YOUR GOAL:
The lines below that include the word "single" are to be reported.

EXTRACTED DATA:

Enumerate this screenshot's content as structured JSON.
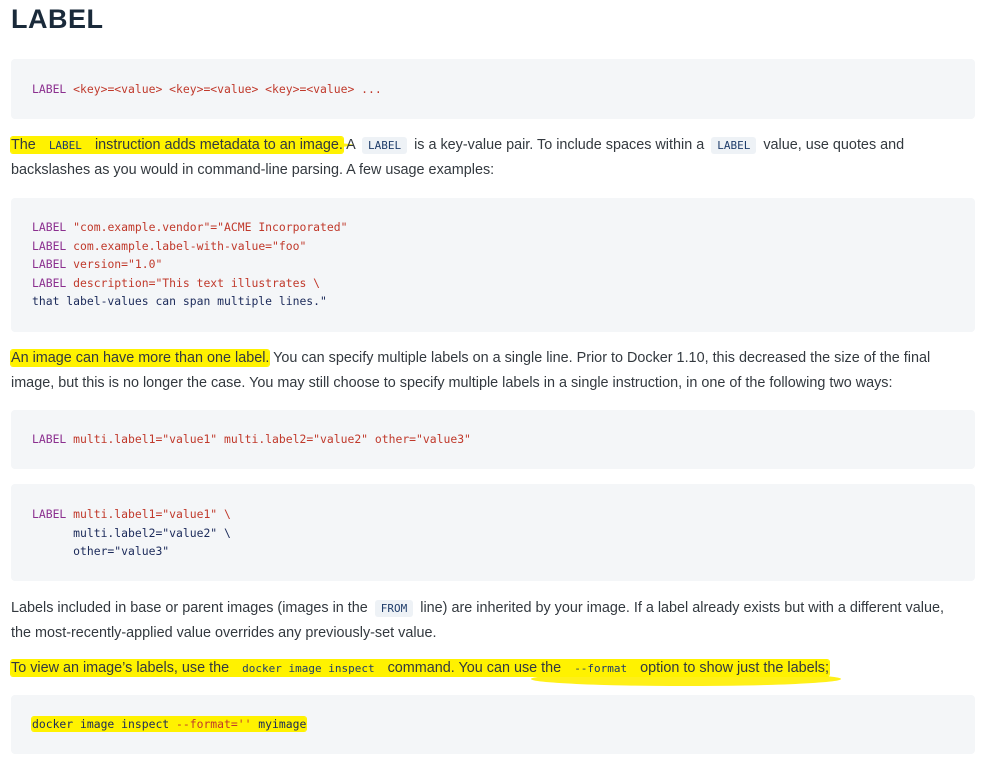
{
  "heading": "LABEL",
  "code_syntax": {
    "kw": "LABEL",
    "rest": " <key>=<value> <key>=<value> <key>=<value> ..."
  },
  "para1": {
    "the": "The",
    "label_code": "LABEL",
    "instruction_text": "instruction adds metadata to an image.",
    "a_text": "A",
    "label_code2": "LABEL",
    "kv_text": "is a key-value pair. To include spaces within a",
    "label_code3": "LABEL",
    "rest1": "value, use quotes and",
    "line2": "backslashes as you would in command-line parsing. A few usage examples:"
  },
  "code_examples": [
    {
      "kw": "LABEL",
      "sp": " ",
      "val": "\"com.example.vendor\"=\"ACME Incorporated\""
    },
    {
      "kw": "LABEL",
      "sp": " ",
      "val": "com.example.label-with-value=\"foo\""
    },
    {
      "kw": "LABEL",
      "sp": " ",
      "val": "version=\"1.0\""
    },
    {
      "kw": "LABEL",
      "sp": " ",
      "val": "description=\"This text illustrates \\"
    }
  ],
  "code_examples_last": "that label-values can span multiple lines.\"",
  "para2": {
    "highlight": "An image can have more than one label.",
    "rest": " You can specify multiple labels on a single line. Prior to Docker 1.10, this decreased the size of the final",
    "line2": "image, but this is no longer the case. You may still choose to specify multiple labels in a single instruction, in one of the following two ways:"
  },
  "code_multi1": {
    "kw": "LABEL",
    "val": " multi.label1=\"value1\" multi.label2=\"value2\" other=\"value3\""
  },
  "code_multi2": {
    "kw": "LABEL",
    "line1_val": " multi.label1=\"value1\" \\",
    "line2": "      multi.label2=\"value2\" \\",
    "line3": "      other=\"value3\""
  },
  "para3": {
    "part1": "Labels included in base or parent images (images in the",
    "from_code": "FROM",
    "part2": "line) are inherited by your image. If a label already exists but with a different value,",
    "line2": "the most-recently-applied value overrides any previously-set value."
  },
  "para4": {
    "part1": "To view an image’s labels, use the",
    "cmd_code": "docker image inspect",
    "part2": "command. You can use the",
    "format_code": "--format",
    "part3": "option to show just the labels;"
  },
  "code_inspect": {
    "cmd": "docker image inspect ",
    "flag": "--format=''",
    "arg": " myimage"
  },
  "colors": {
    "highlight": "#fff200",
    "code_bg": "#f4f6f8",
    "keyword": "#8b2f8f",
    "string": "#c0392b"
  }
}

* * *

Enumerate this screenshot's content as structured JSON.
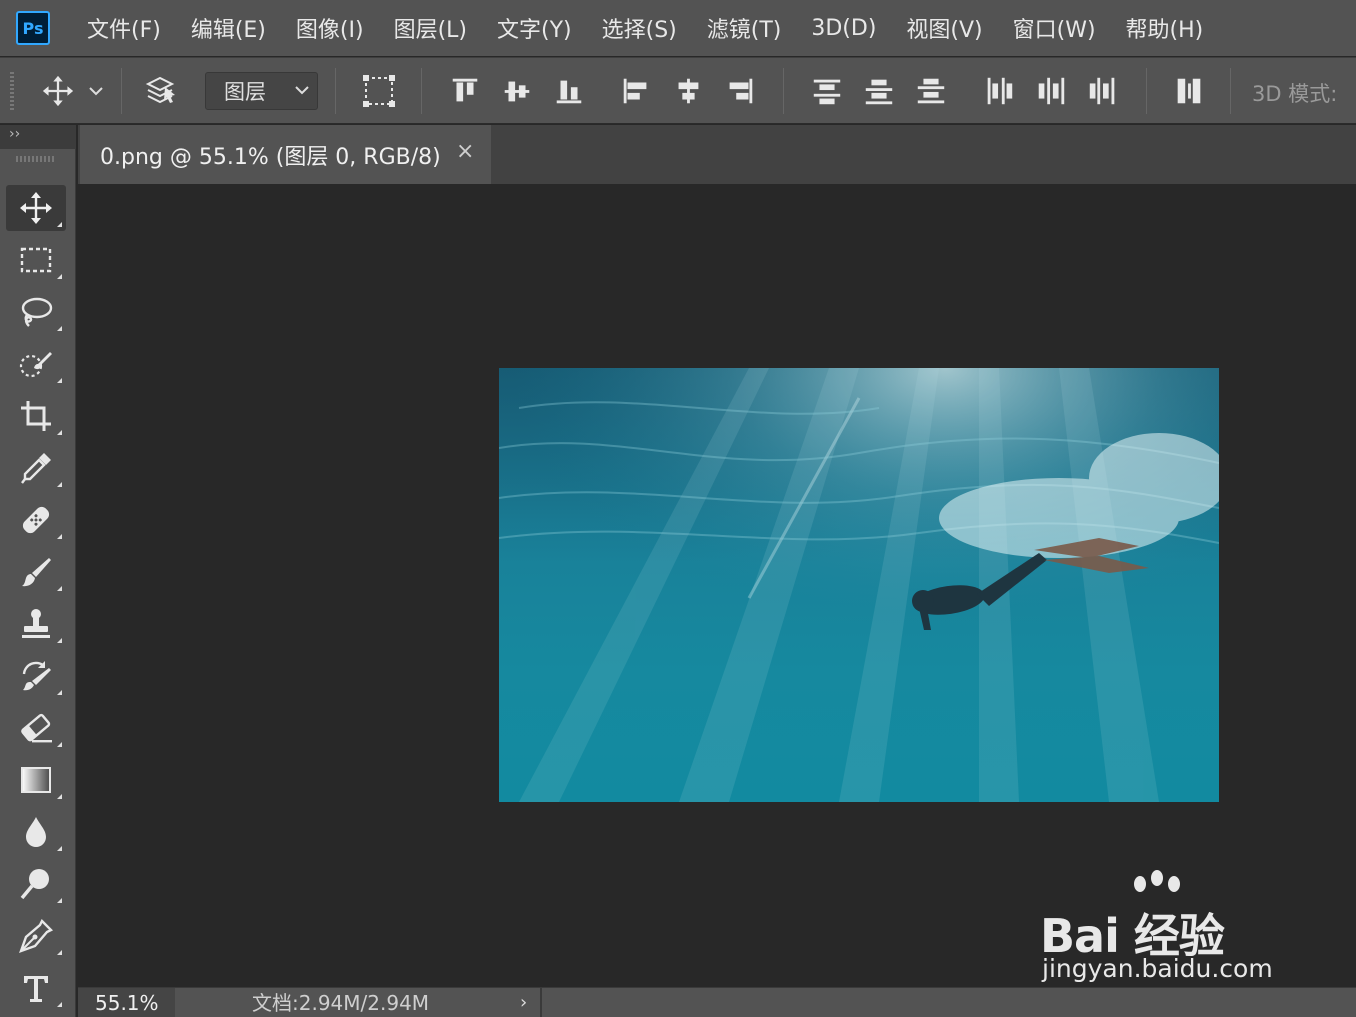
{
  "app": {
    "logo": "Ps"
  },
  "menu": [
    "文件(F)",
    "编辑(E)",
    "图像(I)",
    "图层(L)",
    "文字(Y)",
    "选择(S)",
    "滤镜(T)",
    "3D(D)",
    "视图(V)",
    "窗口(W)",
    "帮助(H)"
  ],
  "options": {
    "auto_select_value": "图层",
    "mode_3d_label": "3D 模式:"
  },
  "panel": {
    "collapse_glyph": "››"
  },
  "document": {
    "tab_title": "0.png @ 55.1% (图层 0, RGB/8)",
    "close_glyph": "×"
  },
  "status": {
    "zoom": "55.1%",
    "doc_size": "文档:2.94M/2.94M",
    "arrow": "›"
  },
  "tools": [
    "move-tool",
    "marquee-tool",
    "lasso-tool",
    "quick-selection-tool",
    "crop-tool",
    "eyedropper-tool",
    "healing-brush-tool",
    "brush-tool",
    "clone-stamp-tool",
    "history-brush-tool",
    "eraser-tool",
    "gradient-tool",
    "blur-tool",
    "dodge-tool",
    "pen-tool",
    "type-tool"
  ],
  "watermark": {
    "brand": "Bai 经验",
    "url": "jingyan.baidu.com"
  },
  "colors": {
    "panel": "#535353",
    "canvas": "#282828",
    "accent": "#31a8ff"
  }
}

EXERCISE OUTPUT:
    "rest": " You can specify multiple labels on a single line. Prior to Docker 1.10, this decreased the size of the final",
    "line2": "image, but this is no longer the case. You may still choose to specify multiple labels in a single instruction, in one of the following two ways:"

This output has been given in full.